At Socialtext, many of the developers kept internal blogs for a long time. This is a cleaned-up version of something I wrote there that I'd like to make public, because I won't have access to it after today, my last day at Socialtext.
This was written back in March of 2006, when we were talking about how to release most of our code base as open source, and trying to figure out what pieces we could hold back as proprietary enhancements. The term "fridge" is a term Chris Dent used a lot, which is the idea that our system should have simple interfaces, like a kitchen appliance such as a fridge.
This is something I've been thinking about for a while, primarily because of some thoughts I had when discussing what we could leave out of our OSS offering, and how hard leaving out certain bits would be. I suspect that this has already been described by someone somewhere, but searching for things like "layered api" or "tiered api" on Google does not seem to come up with anything interesting. Maybe I'm just not using the right terms. Anyway
In trying to make each piece of our system more like a fridge, I'm seeing distinctions between various layers of the system, kind of like this:
The bottom layer, our foundation, is the API we use to for getting and changing data. This layer consists of nouns like "user", "workspace, "page", etc. The classes in this layer are responsible for telling us information about a specific type of noun, and for updating information about those nouns. Nouns depend on the presence of other nouns. For example, in my branch, Socialtext::User depends on Socialtext::Workspace and vice versa. A simple example is that workspaces have a creator, which is a user. Workspaces also have members (with roles), and those members are users.
These noun classes tend to be fairly dependent on each other in general, and I think that's ok. These classes are all at the same layer, and I think we should expect all of the pieces they represent to be present. In the context of "what should be left out of the OSS offering", I'd say nothing from this layer should be left out. This is the core of our app, and trying to make these pieces pluggable or optional causes cascading complexity throughout all of the higher layers, because they have no stable foundation to build on.
On the flip side, I suspect it's probably important to make sure that the bottom layer doesn't depend on anything from higher layers. The user class should not depend on the authorization checking service, though the opposite dependency may exist.

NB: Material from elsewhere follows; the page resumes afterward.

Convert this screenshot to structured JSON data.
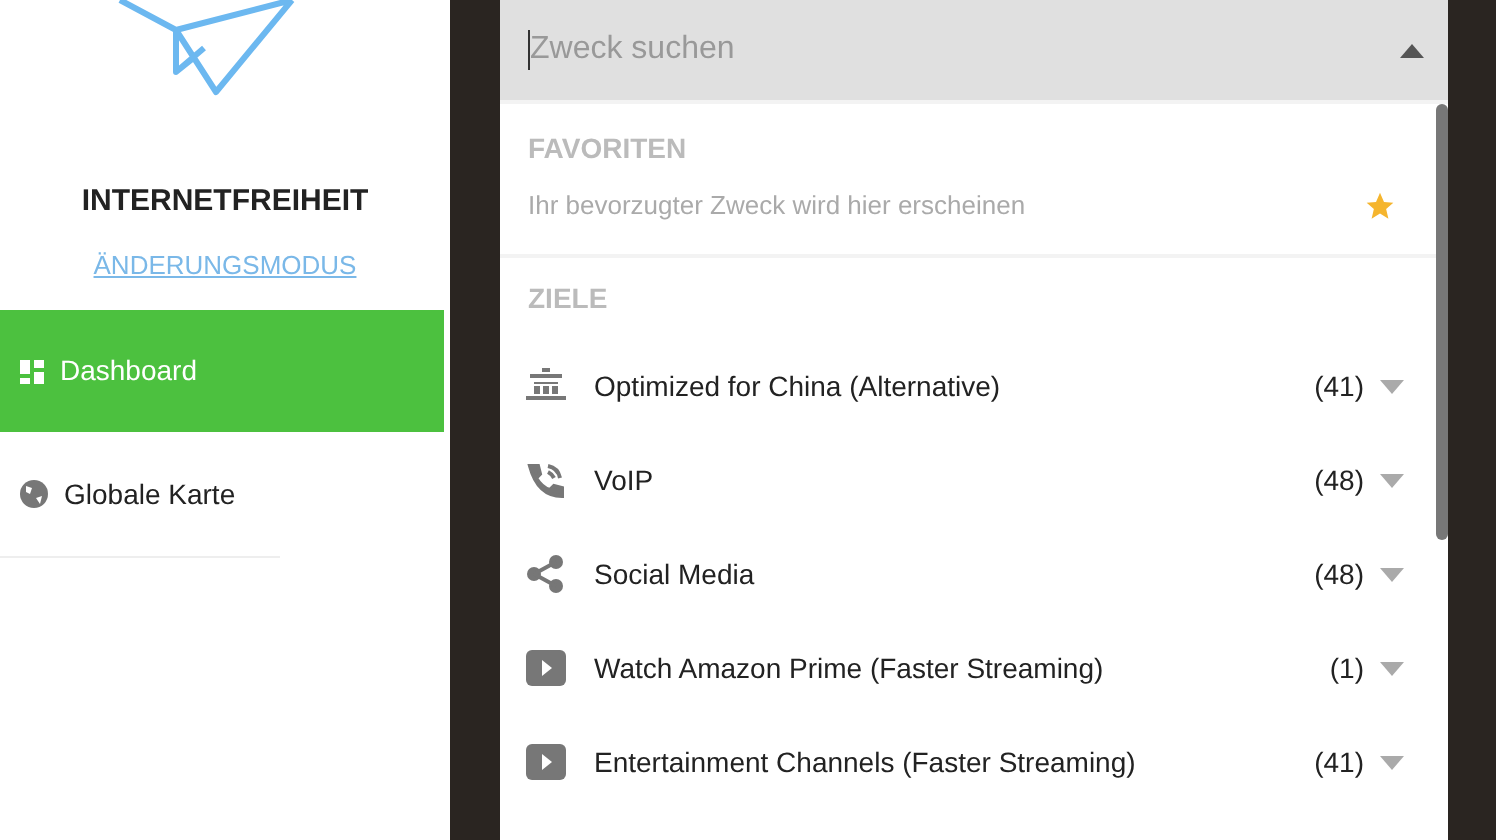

The next layer is services, which are verbs. For example, the formatter is a service, checking authorization is a service, etc. Services will depend on specific pieces of the foundation layer. For example, the authorization checking service depends on the user noun, and possibly on other nouns like workspace, account, role, etc. Services should be more easily pluggable. Again, with authorization, we might have one authorization service that checks against the DBMS, and another that checks against LDAP. We could also have an "always allowed" checker that just says yes to everything.
Some services may depend on other services. The formatter depends on the authorzation checker to determine how to format inter-workspace links, for example. Rather than removing a service entirely in the OSS offering, we probably want to replace it with some sort of no-op plugin version. For authorization, that'd be the "always says yes" checker. This allows us to say that a service depends on an API of some other service, without depending on an implementation.
Finally, at the top layer, there are the UI bits. I'd include things like webservices here, and maybe this should be renamed "outward-facing interfaces". These are the interfaces that are exposed via network protocols or command-line tools, as opposed to via API calls in Perl. These interfaces will rely on both services and data. For example, our "heavy" HTML layer uses both services (auth checking, formatter) and data (user, workspace). Each of these layers should be independent. It just seems wrong for the webservice layer to require the HTML layer to exist, or vice versa.
In terms of leaving pieces out of the OSS release, this is the easiest layer to leave out. Nothing in the code base depends on any particular external interface, so it's absence does not require any special coding.
Each of these layers may in turn be made out of layered piece as well. For example, on our bottom layer we have a DBMS, Alzabo as a low-level querying/updating interface to that DBMS, and then the Socialtext::* data classes, which provide a higher-level API for that data.
I think that layering describes a good architectural goal for our app, one which encompasses the idea of componentization quite well, or maybe it's just another take on componentization. Each layer should be made up of well-defined components separated by known APIs. It also helps me think about how to handle dependencies, and highlights tricky areas. Some questions I think are interesting: